Allergan opened its new research and development center in Bridgewater, New Jersey, last year. The decision by this global, technology-driven multi-specialty healthcare company to locate its new center in the Garden State will create as many as 400 jobs and inject $12 million of private investment into the State’s economy.
In January 2013, online retailer Amazon.com announced it will open a one million-square-foot “mega-warehouse” in Robbinsville, New Jersey, creating 700 new jobs in the region. This is the first of two state-of-the-art distribution centers Amazon plans for the state, which will result in an estimated $130 million of private investment in New Jersey’s economy.
Pharmaceutical giant Novo Nordisk doubled the scope of its expansion project in Plainsboro, New Jersey, leading to the expected creation of over 400 jobs and private investment exceeding $140 million.
Honeywell International, a diversified technology and manufacturing leader, recently announced its commitment to remain and invest in New Jersey, ensuring the retention of 1,000 high-paying jobs and injecting an estimated $100 million to redevelop its headquarters in Morris Plains.
Intervet, the animal health division of Merck & Company, relocated 70 senior management jobs from its former headquarters in the Netherlands to new headquarters in Summit, New Jersey. Intervet also plans to create 10 additional new jobs in the state and invest $10.9 million.

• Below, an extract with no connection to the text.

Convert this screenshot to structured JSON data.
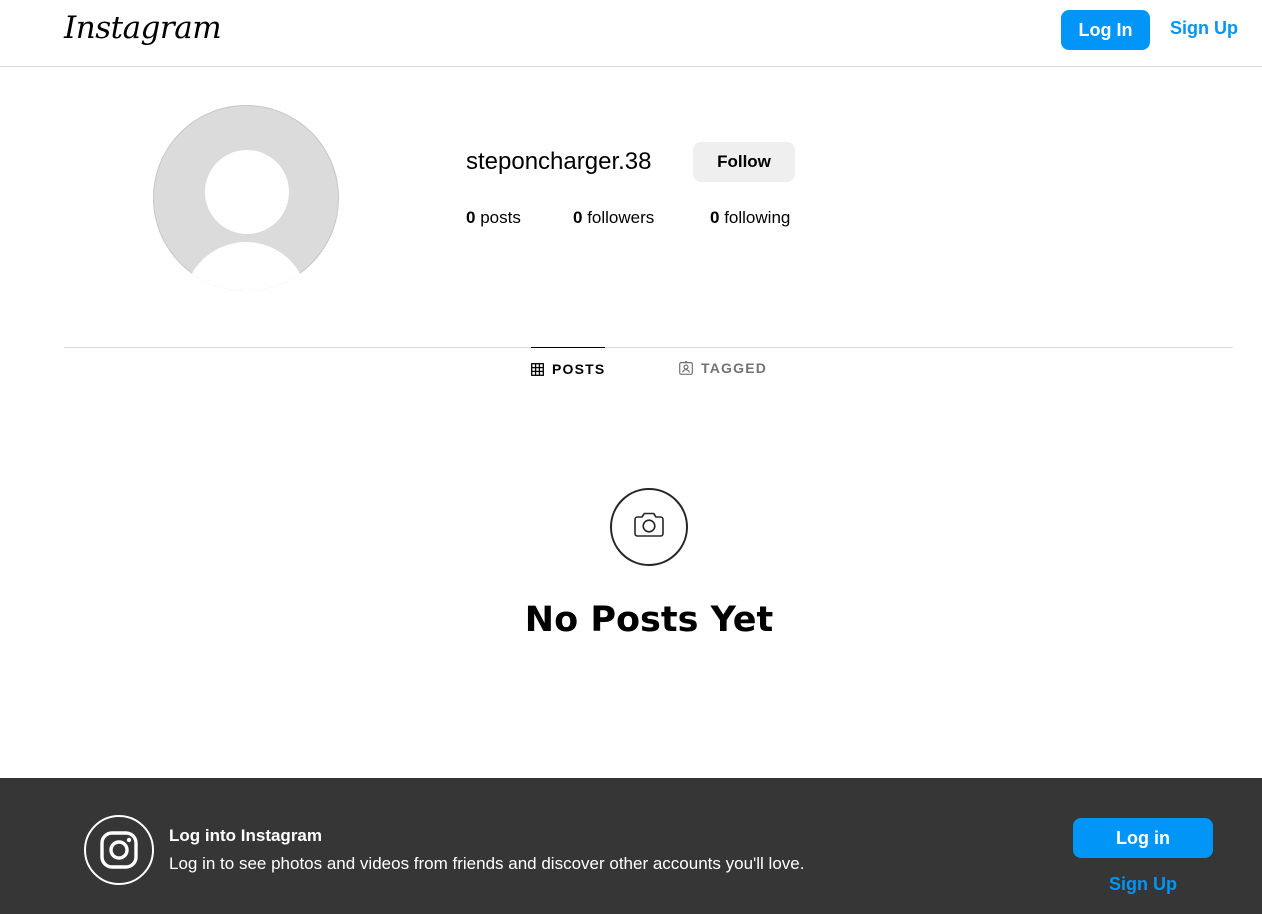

Governor Christie has advanced a host of new and improved economic development tools that have bolstered the State’s ability to spur lending activity, generate and maintain jobs and encourage private investment in communities across New Jersey. As a result, New Jersey has demonstrated strong momentum in economic growth and commitment to rebuild even stronger and better than before.